In the end, Bertolacci was unable to meet expectations and was a lightning rod for criticism. Last season he was a complete shell of his former self as his form was night and day from that of his Genoa days. Instead of his direct lung busting runs at defenders, impressive dribbling, and quick and accurate passing, Bertolacci looked hesitant, passive, lethargic, and absent minded while donning the rossonero jersey. After his awful debut season,it appears as though many are ready to write him off as a flop right away. However these critics should doubt Bertolacci's ability at their own peril, as there are many reasons to believe that the midfielder will bounce-back in 2016/2017.

For starters, Bertolacci was ravaged by injuries throughout last season. Having suffered a grand total of 4 significant injuries which kept him on the treatment table for no less than 67 days and forced him to miss 12 games.

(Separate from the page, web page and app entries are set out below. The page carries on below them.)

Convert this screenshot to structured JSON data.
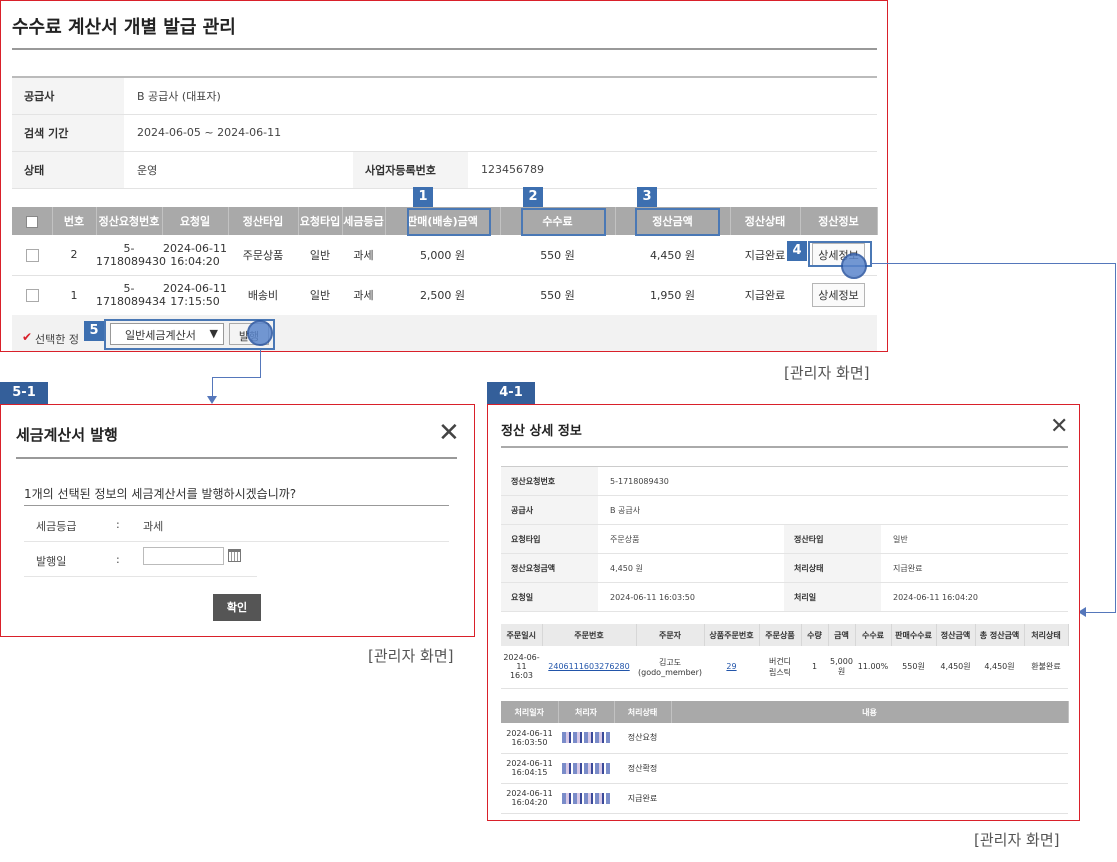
{
  "main": {
    "title": "수수료 계산서 개별 발급 관리",
    "info": {
      "supplier_label": "공급사",
      "supplier_value": "B 공급사 (대표자)",
      "period_label": "검색 기간",
      "period_value": "2024-06-05 ~ 2024-06-11",
      "status_label": "상태",
      "status_value": "운영",
      "bizno_label": "사업자등록번호",
      "bizno_value": "123456789"
    },
    "table": {
      "headers": [
        "번호",
        "정산요청번호",
        "요청일",
        "정산타입",
        "요청타입",
        "세금등급",
        "판매(배송)금액",
        "수수료",
        "정산금액",
        "정산상태",
        "정산정보"
      ],
      "rows": [
        {
          "no": "2",
          "req_no": "5-\n1718089430",
          "date": "2024-06-11\n16:04:20",
          "settle_type": "주문상품",
          "req_type": "일반",
          "tax": "과세",
          "sales": "5,000 원",
          "fee": "550 원",
          "amount": "4,450 원",
          "status": "지급완료",
          "action": "상세정보"
        },
        {
          "no": "1",
          "req_no": "5-\n1718089434",
          "date": "2024-06-11\n17:15:50",
          "settle_type": "배송비",
          "req_type": "일반",
          "tax": "과세",
          "sales": "2,500 원",
          "fee": "550 원",
          "amount": "1,950 원",
          "status": "지급완료",
          "action": "상세정보"
        }
      ]
    },
    "footer": {
      "selected_text": "선택한 정",
      "select_value": "일반세금계산서",
      "issue_button": "발행"
    },
    "caption": "[관리자 화면]"
  },
  "annotations": {
    "n1": "1",
    "n2": "2",
    "n3": "3",
    "n4": "4",
    "n5": "5",
    "tag51": "5-1",
    "tag41": "4-1",
    "color": "#3d6fb0"
  },
  "dialog51": {
    "title": "세금계산서 발행",
    "message": "1개의 선택된 정보의 세금계산서를 발행하시겠습니까?",
    "tax_label": "세금등급",
    "tax_value": "과세",
    "date_label": "발행일",
    "sep": ":",
    "confirm": "확인",
    "caption": "[관리자 화면]"
  },
  "dialog41": {
    "title": "정산 상세 정보",
    "info": {
      "req_no_label": "정산요청번호",
      "req_no_value": "5-1718089430",
      "supplier_label": "공급사",
      "supplier_value": "B 공급사",
      "req_type_label": "요청타입",
      "req_type_value": "주문상품",
      "settle_type_label": "정산타입",
      "settle_type_value": "일반",
      "req_amount_label": "정산요청금액",
      "req_amount_value": "4,450 원",
      "proc_status_label": "처리상태",
      "proc_status_value": "지급완료",
      "req_date_label": "요청일",
      "req_date_value": "2024-06-11 16:03:50",
      "proc_date_label": "처리일",
      "proc_date_value": "2024-06-11 16:04:20"
    },
    "orders": {
      "headers": [
        "주문일시",
        "주문번호",
        "주문자",
        "상품주문번호",
        "주문상품",
        "수량",
        "금액",
        "수수료",
        "판매수수료",
        "정산금액",
        "총 정산금액",
        "처리상태"
      ],
      "row": {
        "date": "2024-06-\n11\n16:03",
        "order_no": "2406111603276280",
        "orderer": "김고도\n(godo_member)",
        "item_no": "29",
        "item": "버건디\n립스틱",
        "qty": "1",
        "price": "5,000\n원",
        "fee_rate": "11.00%",
        "sales_fee": "550원",
        "settle": "4,450원",
        "total": "4,450원",
        "status": "환불완료"
      }
    },
    "history": {
      "headers": [
        "처리일자",
        "처리자",
        "처리상태",
        "내용"
      ],
      "rows": [
        {
          "date": "2024-06-11\n16:03:50",
          "status": "정산요청"
        },
        {
          "date": "2024-06-11\n16:04:15",
          "status": "정산확정"
        },
        {
          "date": "2024-06-11\n16:04:20",
          "status": "지급완료"
        }
      ]
    },
    "caption": "[관리자 화면]"
  }
}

Not only are those injury statistics terrible as presented, but the timing of those injuries was inopportune to say the least.

Bertolacci's first injury was a tear in his abductor muscle that he suffered on September 3rd which ultimately kept him out for just under three weeks. Getting injured right at the beginning of the season had to be a big blow to a player who only recently arrived at the club and was probably still getting used to his new surroundings. Bertolacci returned, but only for a short while, as he suffered another muscular injury on October 21st. He would then suffer a setback during his recovery, just before he was set to come off of the injury list and did not return to action until December 9th. Andrea essentially missed the first half of his debut season with his new team, and his inability to hit the ground running likely played a significant part in his subpar season.

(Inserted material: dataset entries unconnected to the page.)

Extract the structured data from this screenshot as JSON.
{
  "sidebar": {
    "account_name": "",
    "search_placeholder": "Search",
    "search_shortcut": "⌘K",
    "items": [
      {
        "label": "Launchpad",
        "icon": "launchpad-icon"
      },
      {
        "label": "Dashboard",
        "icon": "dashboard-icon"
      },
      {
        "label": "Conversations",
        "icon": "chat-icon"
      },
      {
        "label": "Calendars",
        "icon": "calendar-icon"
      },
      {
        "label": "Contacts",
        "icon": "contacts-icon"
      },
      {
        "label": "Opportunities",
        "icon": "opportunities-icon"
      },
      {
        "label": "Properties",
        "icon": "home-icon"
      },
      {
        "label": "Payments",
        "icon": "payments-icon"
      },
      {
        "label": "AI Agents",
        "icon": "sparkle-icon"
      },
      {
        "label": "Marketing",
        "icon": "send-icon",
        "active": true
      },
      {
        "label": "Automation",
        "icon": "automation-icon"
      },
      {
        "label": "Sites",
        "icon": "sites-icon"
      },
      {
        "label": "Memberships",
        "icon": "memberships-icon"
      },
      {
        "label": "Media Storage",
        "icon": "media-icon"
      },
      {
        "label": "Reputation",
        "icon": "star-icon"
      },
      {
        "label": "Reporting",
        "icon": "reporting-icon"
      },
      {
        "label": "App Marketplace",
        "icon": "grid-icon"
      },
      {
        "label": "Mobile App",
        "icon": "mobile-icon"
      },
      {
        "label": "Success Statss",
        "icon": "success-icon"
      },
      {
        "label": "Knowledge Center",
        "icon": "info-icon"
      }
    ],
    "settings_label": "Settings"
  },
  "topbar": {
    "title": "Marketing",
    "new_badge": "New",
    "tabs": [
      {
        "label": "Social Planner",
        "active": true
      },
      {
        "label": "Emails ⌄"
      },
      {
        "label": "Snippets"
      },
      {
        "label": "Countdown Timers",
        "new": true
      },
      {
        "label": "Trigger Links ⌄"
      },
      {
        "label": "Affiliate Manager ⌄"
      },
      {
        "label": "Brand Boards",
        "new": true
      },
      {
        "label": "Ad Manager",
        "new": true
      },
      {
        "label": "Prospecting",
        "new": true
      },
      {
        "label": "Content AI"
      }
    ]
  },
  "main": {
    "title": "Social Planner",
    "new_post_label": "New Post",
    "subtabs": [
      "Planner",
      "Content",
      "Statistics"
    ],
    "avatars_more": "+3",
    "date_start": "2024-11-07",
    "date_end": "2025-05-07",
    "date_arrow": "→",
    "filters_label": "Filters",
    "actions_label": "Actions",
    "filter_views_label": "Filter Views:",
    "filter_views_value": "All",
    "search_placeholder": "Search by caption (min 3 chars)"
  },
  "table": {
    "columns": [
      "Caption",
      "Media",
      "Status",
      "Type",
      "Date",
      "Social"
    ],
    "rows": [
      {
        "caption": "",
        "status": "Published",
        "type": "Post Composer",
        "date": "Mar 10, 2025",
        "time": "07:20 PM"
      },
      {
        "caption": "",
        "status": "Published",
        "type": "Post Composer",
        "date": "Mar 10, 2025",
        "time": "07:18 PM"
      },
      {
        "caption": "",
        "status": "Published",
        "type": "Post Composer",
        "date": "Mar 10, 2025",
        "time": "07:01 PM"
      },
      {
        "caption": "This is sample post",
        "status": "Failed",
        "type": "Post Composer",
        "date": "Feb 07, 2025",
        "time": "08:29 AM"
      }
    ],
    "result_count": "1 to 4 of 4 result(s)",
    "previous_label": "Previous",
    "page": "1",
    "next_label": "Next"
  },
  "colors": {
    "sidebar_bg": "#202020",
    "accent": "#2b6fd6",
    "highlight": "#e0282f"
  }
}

Health is not the only reason Andrea Bertolacci is set to bounce-back in 2016/2017. On the surface Bertolacci seemed like a less than ideal fit for a Sinisa Mihajlovic team, and looked ill-suited to playing in a two man midfield. Sinisa Mihajlovic demands grit and ferocity from his midfielders; (except from Montolivo who's apparently undroppable no matter who the manager is) these two traits are far from synonymous with Andrea Bertolacci. On the flip side, new manager Vincenzo Montella values skill, passing and dynamism in the midfield, and all three of those feature in Bertolacci's arsenal.

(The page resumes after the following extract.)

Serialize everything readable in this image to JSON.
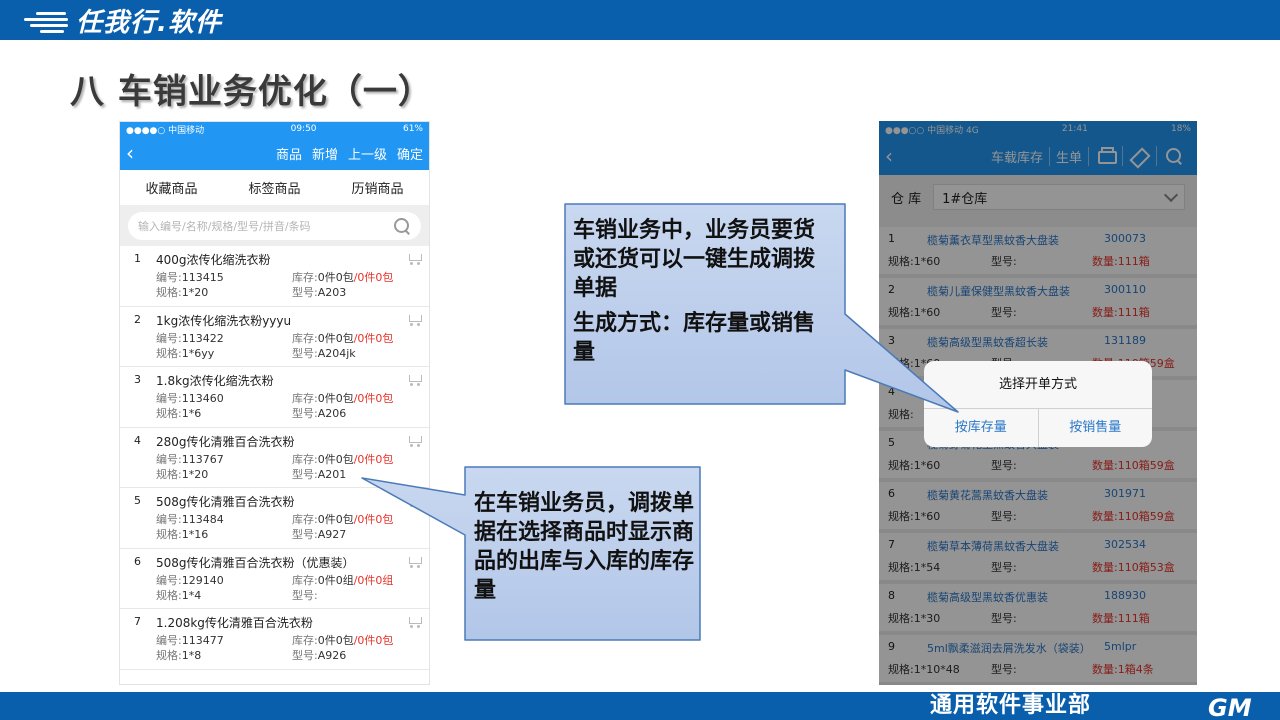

In addition, Bertolacci was often deployed besides Riccardo Montolivo in Mihajlovic's 4-4-2, and it doesn't take the tactical mind of Carlo Ancelotti to understand why that was a complete calamity. Both provide next to no defensive cover, and Montolivo is certainly not the man to stay back and cover for Bertolacci when the Italian is pushing the ball up field and linking up with his attackers. Bertolacci is a much better fit as a mezzala in a three man midfield, and Montella has already confirmed his plan is to play with three men in the middle of the park.  This managerial change should help Bertolacci immensely.

Despite Bertolacci's subpar first season fans should not lose faith in him just yet. One year ago he was considered one of the best young midfielders on the peninsula, and one injury plagued season where he was utilized incorrectly should not drastically change that characterization. Bertolacci should certainly not be absolved of all blame for his poor season, and it is his responsibility to go out and perform in 2016/2017, but it appears as though he is now in a much better situation to succeed.